=== Section Start ===
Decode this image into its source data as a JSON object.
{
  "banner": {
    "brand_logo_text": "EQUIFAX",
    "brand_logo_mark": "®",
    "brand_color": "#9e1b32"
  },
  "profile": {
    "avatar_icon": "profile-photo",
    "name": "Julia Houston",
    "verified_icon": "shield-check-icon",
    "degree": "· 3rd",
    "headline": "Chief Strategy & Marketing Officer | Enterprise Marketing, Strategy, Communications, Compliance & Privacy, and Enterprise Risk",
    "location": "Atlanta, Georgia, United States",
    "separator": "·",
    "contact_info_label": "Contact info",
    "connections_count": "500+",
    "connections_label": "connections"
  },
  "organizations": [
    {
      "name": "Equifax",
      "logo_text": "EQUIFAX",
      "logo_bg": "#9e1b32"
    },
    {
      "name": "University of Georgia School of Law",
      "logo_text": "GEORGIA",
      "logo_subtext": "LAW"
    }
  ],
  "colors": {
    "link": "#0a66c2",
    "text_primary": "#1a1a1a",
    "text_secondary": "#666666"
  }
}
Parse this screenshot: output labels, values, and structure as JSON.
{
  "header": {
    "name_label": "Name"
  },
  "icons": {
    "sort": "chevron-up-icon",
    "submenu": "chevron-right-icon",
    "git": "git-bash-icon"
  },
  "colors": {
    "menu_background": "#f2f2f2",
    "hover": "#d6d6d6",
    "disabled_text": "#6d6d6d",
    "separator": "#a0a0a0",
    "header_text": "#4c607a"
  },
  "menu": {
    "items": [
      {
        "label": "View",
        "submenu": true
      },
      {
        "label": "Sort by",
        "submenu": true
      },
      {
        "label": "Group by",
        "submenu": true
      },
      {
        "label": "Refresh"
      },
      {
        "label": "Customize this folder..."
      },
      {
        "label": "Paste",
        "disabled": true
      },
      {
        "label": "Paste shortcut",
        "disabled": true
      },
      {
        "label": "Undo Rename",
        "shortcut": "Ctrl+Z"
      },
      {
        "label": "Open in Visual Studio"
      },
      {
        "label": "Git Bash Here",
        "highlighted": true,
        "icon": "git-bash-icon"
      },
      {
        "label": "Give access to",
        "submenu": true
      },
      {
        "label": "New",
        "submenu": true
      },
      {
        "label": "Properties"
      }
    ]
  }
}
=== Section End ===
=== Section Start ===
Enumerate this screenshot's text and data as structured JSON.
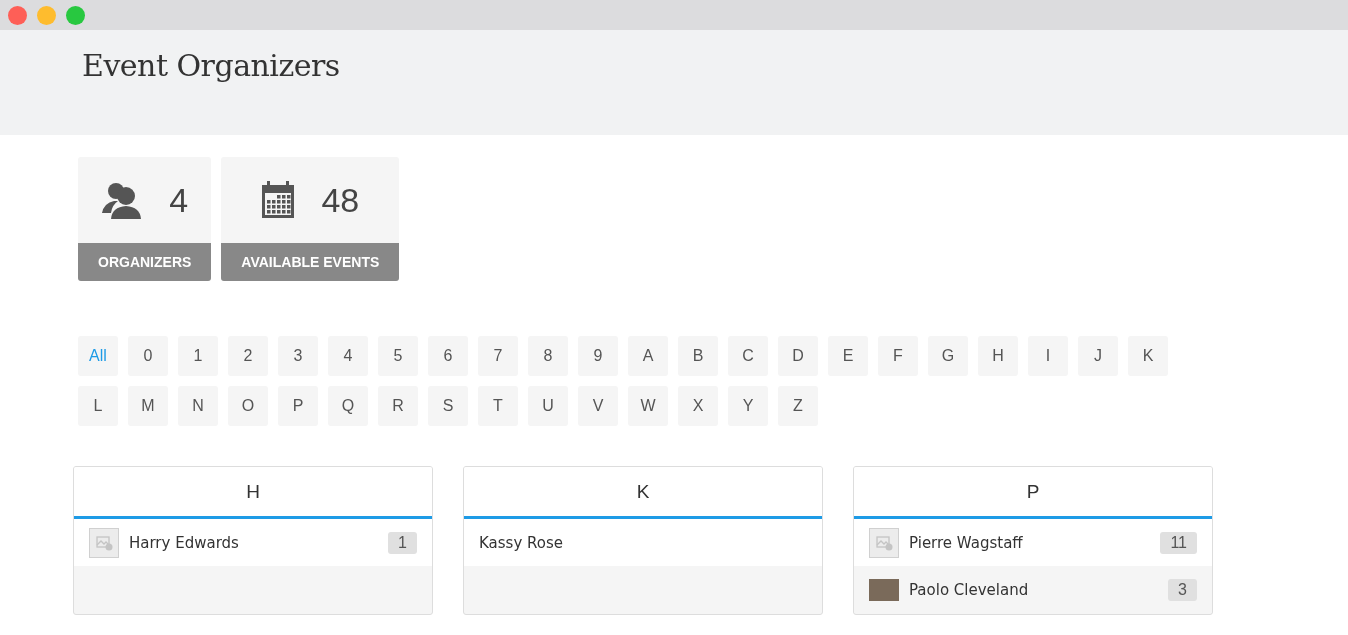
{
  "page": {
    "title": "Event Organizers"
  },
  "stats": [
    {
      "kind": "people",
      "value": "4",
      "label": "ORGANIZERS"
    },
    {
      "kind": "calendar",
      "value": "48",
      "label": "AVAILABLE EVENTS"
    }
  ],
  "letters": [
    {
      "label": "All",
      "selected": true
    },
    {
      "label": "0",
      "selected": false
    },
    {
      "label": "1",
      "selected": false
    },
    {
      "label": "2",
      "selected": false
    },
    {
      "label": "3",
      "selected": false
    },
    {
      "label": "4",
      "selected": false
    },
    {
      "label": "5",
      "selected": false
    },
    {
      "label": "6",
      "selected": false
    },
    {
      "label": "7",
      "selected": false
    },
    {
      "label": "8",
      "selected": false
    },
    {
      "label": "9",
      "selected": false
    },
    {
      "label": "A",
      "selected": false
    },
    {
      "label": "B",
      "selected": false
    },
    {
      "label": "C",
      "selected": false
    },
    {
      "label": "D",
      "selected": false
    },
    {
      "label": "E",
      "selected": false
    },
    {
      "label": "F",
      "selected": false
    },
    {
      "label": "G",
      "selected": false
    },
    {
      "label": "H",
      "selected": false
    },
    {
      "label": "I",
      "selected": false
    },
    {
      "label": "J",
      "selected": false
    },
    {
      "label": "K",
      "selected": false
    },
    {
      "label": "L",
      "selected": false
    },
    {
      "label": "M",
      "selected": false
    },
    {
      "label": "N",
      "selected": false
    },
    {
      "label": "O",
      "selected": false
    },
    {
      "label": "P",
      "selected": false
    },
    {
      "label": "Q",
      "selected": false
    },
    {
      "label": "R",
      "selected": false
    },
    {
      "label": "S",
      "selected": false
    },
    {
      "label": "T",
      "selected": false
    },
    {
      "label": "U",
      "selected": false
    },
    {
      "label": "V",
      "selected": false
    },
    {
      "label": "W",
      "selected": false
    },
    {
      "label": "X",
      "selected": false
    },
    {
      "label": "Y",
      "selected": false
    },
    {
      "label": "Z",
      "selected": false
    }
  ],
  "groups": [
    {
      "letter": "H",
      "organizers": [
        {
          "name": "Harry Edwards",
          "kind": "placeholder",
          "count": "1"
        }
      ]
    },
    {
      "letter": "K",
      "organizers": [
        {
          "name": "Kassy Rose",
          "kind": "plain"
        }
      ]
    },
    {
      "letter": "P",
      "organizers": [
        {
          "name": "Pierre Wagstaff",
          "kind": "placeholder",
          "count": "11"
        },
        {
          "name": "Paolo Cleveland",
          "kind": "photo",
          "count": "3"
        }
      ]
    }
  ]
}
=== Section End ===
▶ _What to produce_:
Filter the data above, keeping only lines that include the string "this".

▶ _Exercise answer_:
Decode this image into its source data as a JSON object.
Parse this screenshot: output labels, values, and structure as JSON.
        "label": "Customize this folder..."
Enumerate this screenshot's text and data as structured JSON.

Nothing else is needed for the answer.